On the other hand, playable highlights can help those on a time crunch to get more into the action while removing the burden of a full 90-minute game. Choose to either get involved on both offensive and defensive ends or just focus on the former to score the foals that matter. This player-friendly addition is available in the Player Career mode as well, so at least one good thing is being shared around. 

To further immerse you in Player Career, FIFA 23 is all about making the would-be pro feel more alive. The Player Career Personality feature, where your superstar-to-be gets broken down into three archetypes – Maverick, Heartbeat, and Virtuoso – can lead to stat bonuses and differentiate players more, while new Off-pitch Activities finally give you options to spend those wages, leading to gameplay benefits. 

Amidst all of that, FIFA 23 is just satisfying to play, cementing the franchise as the best arcade football experience you can get with all the pomp and pageantry surrounding the game. Extending support to the women’s club game adds another layer of gameplay for veterans to master, while the future support for the men’s and women’s World Cups means there is longevity yet.
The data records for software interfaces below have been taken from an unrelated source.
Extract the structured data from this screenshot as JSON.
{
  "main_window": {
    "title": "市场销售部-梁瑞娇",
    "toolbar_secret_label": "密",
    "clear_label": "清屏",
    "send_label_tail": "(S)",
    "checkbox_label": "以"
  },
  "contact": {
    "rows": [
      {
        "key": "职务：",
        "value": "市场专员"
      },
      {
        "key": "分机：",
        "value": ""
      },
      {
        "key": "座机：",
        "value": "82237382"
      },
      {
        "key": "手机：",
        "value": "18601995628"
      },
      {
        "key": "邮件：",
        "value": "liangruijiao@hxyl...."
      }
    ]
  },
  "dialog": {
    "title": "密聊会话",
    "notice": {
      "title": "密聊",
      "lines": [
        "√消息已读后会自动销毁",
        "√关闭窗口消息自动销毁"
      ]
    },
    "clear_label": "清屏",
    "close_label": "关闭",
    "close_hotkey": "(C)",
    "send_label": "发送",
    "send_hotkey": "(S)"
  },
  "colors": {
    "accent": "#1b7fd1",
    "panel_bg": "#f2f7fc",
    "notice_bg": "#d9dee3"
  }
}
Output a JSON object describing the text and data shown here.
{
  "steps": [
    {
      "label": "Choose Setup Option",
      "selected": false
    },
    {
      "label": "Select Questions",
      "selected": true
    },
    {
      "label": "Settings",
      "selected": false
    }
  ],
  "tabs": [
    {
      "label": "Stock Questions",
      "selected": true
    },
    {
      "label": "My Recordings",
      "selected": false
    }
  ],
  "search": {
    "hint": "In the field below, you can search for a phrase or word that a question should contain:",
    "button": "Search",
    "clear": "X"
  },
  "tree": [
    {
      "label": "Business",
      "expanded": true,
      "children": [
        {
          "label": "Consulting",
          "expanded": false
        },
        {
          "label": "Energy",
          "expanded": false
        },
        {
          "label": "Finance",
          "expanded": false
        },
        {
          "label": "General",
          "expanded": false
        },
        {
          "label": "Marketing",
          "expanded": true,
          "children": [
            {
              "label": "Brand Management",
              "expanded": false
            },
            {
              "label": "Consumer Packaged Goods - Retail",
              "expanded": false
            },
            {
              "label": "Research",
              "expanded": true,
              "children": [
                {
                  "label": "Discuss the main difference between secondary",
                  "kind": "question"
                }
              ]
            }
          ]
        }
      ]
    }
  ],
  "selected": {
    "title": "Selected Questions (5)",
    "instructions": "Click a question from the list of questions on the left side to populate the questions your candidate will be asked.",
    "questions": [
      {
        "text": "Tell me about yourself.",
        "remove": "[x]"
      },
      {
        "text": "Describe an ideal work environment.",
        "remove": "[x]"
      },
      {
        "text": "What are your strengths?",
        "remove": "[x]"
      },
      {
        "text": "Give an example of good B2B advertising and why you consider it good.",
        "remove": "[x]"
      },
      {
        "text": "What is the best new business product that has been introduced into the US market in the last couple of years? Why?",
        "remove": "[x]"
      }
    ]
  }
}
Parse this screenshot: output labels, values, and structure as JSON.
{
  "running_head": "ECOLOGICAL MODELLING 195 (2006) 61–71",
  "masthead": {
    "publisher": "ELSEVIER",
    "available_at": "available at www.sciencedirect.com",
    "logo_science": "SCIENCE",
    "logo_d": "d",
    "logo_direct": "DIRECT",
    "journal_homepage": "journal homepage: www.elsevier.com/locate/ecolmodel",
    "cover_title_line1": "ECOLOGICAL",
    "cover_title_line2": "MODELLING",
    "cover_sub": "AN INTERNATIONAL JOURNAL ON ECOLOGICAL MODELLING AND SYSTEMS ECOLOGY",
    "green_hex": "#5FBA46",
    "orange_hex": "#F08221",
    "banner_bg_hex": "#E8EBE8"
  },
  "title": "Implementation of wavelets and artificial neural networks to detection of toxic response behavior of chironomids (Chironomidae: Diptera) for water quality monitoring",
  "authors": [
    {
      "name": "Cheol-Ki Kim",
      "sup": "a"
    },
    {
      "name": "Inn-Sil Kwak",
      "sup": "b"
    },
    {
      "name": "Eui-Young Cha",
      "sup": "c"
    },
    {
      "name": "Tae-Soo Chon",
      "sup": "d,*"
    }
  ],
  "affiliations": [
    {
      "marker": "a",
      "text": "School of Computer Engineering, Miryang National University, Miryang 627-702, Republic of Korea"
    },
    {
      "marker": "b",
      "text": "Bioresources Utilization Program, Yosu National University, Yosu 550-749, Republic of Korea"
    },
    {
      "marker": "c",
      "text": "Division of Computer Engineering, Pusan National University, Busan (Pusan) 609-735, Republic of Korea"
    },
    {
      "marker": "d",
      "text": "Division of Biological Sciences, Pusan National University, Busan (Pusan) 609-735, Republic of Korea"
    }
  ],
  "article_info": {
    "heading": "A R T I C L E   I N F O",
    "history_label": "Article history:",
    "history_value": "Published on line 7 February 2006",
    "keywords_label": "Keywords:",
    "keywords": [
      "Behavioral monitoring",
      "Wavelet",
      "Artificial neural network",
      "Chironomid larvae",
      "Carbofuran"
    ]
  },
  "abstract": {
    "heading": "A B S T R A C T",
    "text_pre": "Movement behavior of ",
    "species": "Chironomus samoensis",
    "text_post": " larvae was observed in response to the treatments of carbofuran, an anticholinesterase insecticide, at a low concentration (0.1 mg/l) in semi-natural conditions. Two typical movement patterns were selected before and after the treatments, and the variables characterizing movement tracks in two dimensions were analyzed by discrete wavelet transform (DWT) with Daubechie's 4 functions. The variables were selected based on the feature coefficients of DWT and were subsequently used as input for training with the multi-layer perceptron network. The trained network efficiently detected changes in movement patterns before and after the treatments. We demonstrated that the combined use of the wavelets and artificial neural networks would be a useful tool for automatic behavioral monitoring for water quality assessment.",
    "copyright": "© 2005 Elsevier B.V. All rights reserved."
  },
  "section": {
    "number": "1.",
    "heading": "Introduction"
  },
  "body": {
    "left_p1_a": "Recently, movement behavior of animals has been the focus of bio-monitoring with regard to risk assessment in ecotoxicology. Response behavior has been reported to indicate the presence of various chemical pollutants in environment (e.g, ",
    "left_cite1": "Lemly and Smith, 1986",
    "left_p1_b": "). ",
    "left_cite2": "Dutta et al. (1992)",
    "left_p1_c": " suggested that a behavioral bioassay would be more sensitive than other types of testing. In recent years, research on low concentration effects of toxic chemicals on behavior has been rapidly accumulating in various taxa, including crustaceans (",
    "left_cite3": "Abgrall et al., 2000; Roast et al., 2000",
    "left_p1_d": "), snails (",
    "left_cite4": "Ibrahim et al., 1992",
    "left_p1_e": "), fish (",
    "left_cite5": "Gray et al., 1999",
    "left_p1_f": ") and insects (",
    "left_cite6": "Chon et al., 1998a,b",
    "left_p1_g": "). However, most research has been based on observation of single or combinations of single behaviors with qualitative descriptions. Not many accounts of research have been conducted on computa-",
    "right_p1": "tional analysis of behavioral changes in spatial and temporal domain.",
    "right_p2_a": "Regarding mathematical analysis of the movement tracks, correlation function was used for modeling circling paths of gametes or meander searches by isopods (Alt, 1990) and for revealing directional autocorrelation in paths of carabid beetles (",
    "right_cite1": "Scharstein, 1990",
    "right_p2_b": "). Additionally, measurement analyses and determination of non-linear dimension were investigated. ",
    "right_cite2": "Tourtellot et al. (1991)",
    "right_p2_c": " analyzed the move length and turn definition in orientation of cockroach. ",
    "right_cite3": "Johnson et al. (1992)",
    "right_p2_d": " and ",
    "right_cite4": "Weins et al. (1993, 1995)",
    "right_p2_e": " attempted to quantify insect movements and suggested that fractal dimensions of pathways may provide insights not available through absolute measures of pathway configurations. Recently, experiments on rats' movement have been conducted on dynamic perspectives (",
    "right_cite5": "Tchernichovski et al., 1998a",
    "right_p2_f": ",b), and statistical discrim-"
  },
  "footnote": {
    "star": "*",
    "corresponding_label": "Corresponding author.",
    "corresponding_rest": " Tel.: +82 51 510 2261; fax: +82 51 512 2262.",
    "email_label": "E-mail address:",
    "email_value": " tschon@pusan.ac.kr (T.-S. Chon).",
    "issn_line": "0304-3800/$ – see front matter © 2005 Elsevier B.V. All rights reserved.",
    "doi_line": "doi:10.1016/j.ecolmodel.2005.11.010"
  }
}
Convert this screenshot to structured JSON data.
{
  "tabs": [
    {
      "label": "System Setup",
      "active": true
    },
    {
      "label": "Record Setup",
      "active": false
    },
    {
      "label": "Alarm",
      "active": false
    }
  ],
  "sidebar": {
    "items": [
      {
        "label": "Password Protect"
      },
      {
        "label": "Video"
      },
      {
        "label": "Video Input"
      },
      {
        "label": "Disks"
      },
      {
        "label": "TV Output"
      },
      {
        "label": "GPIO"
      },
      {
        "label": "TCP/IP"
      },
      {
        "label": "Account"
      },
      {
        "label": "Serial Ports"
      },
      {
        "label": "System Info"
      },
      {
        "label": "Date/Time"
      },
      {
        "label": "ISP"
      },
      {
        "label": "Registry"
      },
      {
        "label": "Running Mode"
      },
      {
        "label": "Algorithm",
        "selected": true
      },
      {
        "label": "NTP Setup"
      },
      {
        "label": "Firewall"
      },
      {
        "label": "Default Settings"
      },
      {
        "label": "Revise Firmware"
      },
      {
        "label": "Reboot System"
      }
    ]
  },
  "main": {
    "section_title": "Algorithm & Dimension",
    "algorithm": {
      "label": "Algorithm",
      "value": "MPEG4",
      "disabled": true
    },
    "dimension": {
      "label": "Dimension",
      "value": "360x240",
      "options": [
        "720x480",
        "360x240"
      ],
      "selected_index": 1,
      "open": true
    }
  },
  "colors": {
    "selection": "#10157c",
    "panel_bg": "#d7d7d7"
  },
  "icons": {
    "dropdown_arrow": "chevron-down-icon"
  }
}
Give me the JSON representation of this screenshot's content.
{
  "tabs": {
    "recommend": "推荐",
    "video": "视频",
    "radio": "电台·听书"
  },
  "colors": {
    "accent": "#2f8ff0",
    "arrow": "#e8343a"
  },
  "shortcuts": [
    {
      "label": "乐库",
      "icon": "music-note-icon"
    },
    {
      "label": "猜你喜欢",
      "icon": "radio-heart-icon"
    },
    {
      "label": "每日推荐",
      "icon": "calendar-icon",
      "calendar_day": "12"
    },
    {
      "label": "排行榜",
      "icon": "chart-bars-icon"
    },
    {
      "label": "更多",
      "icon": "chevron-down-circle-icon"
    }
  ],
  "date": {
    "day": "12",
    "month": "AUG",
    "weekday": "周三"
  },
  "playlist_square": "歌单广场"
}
The expanded cross-play support for the same platform generations doesn’t hurt either, giving players more reason to get together and play.

With the sunset of the EA Sports-led FIFA franchise approaching fast, it is perhaps fitting that FIFA 23 goes beyond its usual remit by making a more significant improvement on the strong foundations already laid. While there are still areas of improvement to be made, like in Career Mode, everything else has been improved in big and small ways. Sure, players can afford to look less plastic-like, but that’s still a smallish gripe considering the scope involved. If EA Sports can keep this up, it won’t be a wonder to see EA Sports FC topple the next FIFA game around this time next year, and we are all for it.

FIFA 23 is available in early access now and will be globally available this 30 September.



A fitting end to the franchise, FIFA 23 has more ways for players to enjoy the Beautiful Game, powered by technology that makes for the best experience yet on the virtual pitch.

  • Gameplay - 8.5/10
  • Performance - 8.5/10
  • Presentation - 8.5/10
  • Value - 8.5/10